(Beginning of Extracted information)
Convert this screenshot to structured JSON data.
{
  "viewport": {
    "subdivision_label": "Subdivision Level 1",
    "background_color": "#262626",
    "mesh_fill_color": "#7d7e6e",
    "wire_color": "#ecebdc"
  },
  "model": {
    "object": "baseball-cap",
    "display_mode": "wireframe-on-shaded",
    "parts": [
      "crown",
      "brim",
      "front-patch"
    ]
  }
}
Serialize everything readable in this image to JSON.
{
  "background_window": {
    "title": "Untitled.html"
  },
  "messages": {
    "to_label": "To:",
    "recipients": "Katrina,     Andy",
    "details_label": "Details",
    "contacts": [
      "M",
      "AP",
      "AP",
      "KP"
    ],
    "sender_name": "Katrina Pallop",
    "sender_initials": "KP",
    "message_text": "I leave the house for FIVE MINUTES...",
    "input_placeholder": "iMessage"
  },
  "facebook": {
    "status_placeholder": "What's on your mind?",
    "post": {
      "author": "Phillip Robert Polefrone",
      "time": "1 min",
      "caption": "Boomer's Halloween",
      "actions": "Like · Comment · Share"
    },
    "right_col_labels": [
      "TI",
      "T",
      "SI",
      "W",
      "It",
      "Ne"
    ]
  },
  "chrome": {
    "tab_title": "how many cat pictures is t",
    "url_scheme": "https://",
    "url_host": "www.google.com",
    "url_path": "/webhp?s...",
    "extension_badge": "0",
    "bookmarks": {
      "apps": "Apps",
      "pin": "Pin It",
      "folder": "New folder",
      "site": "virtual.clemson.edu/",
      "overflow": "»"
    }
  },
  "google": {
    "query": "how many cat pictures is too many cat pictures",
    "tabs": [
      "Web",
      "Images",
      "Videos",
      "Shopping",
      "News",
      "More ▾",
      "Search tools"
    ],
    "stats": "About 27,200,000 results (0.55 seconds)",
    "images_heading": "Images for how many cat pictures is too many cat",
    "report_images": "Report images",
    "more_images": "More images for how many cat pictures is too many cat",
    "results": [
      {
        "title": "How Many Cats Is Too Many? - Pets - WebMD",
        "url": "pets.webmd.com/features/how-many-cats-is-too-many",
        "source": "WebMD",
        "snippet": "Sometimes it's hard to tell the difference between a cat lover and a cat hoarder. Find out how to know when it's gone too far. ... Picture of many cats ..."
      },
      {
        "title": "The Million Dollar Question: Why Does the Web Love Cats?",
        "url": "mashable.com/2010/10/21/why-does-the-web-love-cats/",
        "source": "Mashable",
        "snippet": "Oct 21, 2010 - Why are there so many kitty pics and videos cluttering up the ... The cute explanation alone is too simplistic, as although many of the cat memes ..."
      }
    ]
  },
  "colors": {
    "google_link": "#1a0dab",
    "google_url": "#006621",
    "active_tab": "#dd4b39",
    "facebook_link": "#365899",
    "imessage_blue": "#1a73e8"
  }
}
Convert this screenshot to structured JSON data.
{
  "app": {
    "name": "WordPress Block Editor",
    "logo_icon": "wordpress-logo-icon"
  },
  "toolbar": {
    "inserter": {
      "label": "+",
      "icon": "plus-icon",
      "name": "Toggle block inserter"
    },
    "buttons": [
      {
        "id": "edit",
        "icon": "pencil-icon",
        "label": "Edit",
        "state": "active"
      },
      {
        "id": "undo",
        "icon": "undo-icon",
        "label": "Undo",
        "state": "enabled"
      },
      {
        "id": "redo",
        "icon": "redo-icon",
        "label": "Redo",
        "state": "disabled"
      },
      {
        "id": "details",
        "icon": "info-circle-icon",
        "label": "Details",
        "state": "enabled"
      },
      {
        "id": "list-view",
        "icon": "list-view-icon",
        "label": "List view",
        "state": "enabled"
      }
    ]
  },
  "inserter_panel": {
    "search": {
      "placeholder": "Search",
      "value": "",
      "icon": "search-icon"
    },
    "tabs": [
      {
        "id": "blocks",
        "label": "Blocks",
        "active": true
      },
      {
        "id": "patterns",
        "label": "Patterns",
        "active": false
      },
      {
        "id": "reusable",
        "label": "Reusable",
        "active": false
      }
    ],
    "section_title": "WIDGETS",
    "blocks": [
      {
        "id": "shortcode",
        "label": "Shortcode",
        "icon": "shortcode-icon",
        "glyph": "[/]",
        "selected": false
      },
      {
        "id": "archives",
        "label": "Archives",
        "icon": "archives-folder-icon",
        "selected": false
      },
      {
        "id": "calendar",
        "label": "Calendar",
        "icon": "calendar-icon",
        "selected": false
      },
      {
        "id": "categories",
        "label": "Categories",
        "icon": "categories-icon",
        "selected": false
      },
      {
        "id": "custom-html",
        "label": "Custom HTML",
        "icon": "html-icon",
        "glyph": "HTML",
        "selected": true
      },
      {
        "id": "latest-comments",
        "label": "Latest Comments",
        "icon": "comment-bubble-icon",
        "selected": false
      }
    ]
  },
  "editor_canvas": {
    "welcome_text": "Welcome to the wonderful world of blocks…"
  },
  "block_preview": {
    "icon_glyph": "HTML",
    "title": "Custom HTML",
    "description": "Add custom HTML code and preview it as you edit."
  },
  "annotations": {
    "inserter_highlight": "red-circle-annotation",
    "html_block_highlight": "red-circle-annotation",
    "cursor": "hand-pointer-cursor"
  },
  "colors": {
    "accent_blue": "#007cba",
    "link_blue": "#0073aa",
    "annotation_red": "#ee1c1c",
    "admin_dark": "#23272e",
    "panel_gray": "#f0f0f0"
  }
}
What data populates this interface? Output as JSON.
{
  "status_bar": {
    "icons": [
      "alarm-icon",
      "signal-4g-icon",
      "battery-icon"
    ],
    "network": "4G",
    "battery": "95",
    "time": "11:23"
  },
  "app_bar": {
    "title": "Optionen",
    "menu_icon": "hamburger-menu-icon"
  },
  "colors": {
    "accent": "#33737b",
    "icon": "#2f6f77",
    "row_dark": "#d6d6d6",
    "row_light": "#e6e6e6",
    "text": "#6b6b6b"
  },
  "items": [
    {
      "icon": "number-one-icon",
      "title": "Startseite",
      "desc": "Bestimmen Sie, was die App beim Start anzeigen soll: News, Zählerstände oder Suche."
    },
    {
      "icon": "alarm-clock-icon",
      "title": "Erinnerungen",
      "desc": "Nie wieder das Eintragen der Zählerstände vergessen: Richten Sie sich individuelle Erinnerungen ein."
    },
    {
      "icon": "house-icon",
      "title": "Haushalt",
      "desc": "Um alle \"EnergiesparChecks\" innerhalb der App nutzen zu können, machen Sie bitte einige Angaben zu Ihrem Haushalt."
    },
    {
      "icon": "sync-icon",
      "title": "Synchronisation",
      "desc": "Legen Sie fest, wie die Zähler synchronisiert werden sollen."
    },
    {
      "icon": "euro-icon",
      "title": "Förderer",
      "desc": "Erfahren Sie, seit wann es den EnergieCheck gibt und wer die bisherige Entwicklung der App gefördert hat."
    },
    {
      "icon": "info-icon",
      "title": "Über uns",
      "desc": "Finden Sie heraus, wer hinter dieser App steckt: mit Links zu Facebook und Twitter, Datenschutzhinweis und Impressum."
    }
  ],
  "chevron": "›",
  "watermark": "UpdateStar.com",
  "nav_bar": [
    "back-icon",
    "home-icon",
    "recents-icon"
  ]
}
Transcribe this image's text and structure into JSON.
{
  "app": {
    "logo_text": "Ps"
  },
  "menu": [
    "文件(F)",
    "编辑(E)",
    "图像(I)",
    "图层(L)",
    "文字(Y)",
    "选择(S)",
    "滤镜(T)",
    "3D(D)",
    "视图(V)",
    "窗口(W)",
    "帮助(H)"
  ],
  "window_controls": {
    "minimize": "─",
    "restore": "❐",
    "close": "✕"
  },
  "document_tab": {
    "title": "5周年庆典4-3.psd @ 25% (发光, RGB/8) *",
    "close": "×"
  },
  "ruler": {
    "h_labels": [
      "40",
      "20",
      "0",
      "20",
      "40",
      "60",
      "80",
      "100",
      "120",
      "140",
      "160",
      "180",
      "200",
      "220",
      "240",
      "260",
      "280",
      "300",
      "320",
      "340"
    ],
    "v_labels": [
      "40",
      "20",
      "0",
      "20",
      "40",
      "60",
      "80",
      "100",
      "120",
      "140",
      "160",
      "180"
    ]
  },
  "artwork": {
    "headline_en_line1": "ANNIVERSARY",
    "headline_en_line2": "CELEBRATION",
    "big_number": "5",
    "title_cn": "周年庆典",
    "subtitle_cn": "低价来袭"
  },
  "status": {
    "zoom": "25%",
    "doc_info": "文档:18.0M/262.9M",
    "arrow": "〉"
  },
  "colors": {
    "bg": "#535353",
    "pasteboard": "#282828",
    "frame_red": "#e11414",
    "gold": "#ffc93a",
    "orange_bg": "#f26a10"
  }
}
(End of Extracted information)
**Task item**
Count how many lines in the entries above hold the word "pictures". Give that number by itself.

**Response area**
4